→ Work required: Read through the data below and state how many of its lines contain the word "kind", adding nothing.
*-*-*
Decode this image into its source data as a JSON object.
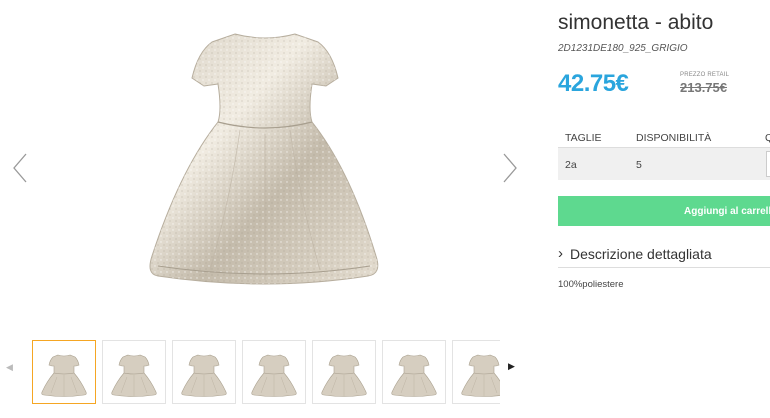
{
  "product": {
    "title": "simonetta - abito",
    "sku": "2D1231DE180_925_GRIGIO",
    "price": "42.75€",
    "retail_label": "PREZZO RETAIL",
    "retail_price": "213.75€"
  },
  "gallery": {
    "main_image": "silver-party-dress-image",
    "prev_icon": "chevron-left-icon",
    "next_icon": "chevron-right-icon",
    "thumbnails": [
      "dress-thumbnail",
      "dress-thumbnail",
      "dress-thumbnail",
      "dress-thumbnail",
      "dress-thumbnail",
      "dress-thumbnail",
      "dress-thumbnail"
    ],
    "selected_index": 0
  },
  "size_table": {
    "headers": [
      "TAGLIE",
      "DISPONIBILITÀ",
      "Q"
    ],
    "rows": [
      {
        "size": "2a",
        "availability": "5"
      }
    ]
  },
  "cart": {
    "button_label": "Aggiungi al carrello"
  },
  "description": {
    "title": "Descrizione dettagliata",
    "text": "100%poliestere"
  },
  "colors": {
    "price": "#2aa5dd",
    "cart_button": "#5ed98f",
    "selected_thumb": "#f5a623"
  }
}
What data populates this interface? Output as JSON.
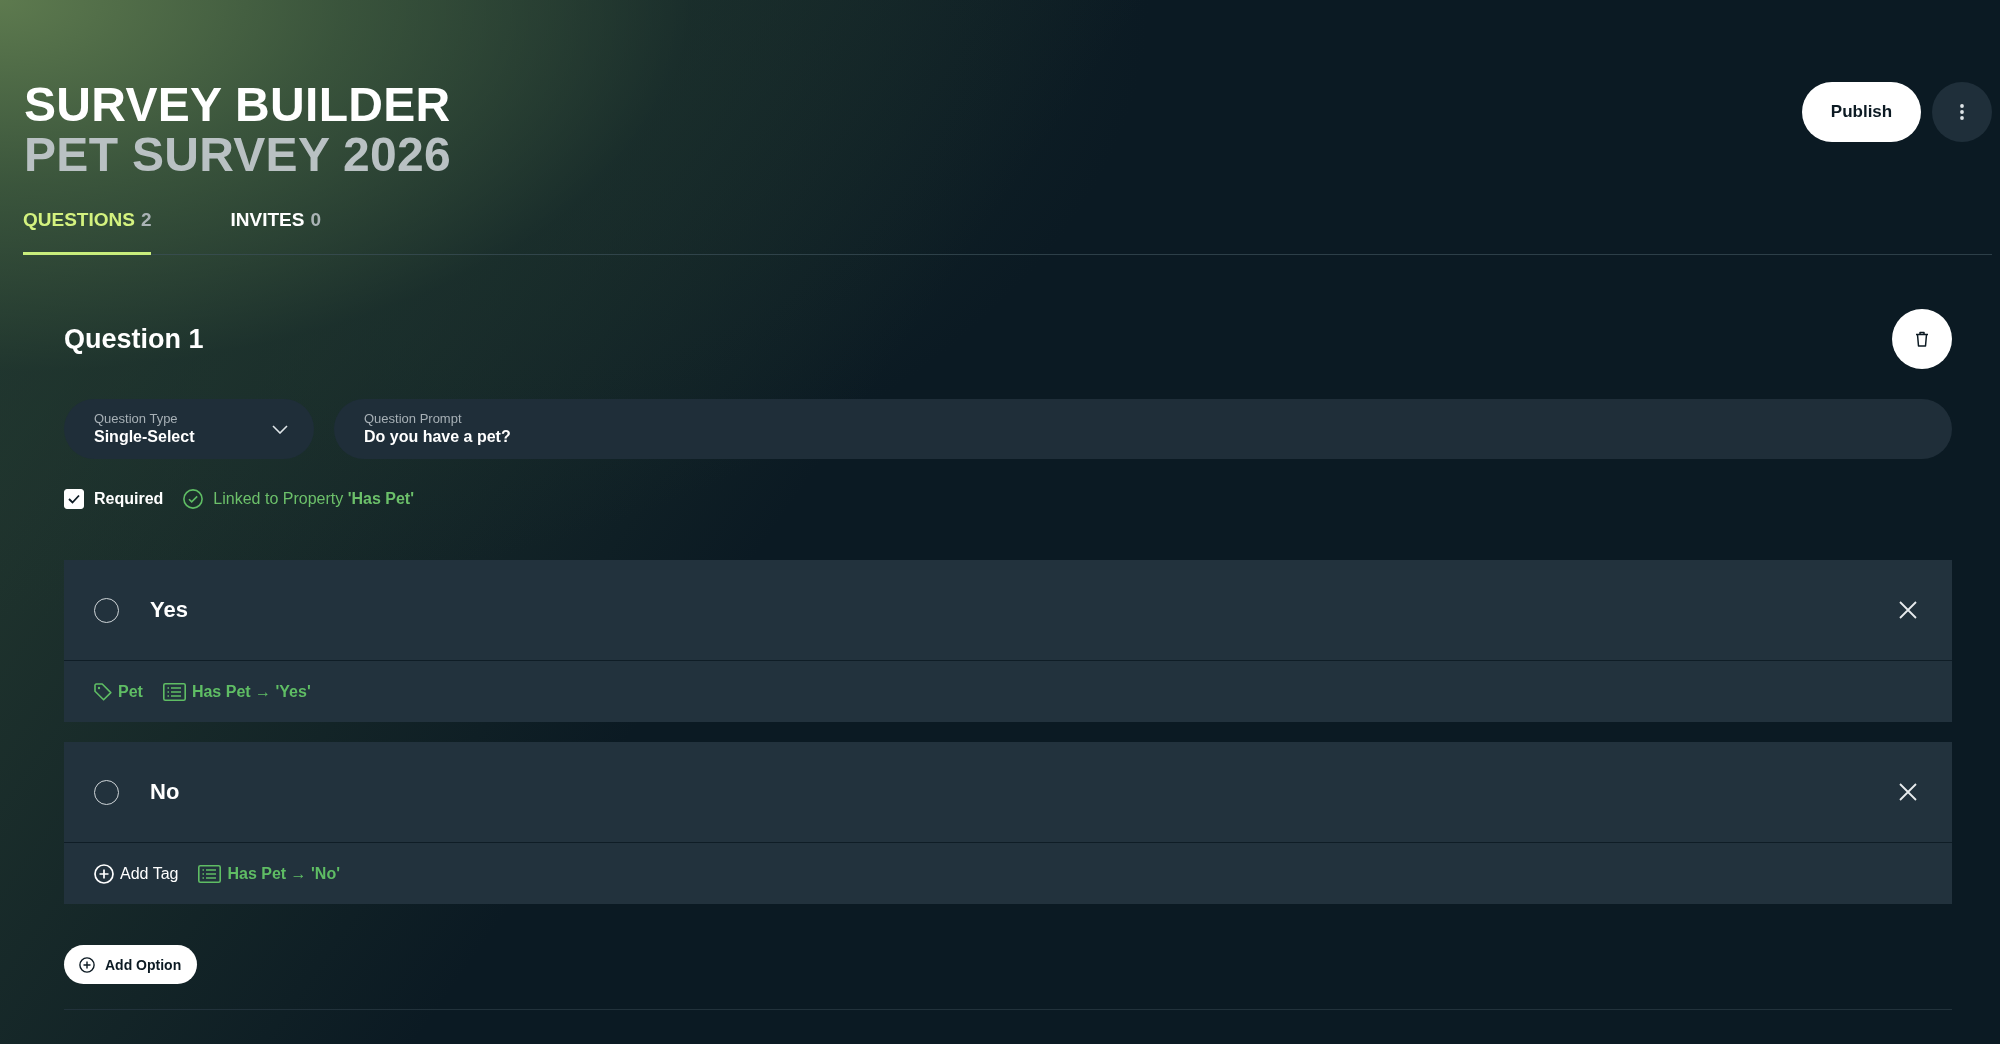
{
  "header": {
    "title": "SURVEY BUILDER",
    "subtitle": "PET SURVEY 2026",
    "publish_button": "Publish"
  },
  "tabs": [
    {
      "label": "QUESTIONS",
      "count": "2",
      "selected": true
    },
    {
      "label": "INVITES",
      "count": "0",
      "selected": false
    }
  ],
  "question": {
    "title": "Question 1",
    "type_field": {
      "label": "Question Type",
      "value": "Single-Select"
    },
    "prompt_field": {
      "label": "Question Prompt",
      "value": "Do you have a pet?"
    },
    "required": {
      "label": "Required",
      "checked": true
    },
    "link_status": "Linked to Property **'Has Pet'**",
    "options": [
      {
        "label": "Yes",
        "selected": false,
        "tags": [
          {
            "kind": "tag",
            "label": "Pet"
          },
          {
            "kind": "mapping",
            "label": "**Has Pet** → **'Yes'**"
          }
        ]
      },
      {
        "label": "No",
        "selected": false,
        "tags": [
          {
            "kind": "add",
            "label": "Add Tag"
          },
          {
            "kind": "mapping",
            "label": "**Has Pet** → **'No'**"
          }
        ]
      }
    ],
    "add_option_button": "Add Option"
  }
}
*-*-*
→ Answer box: 4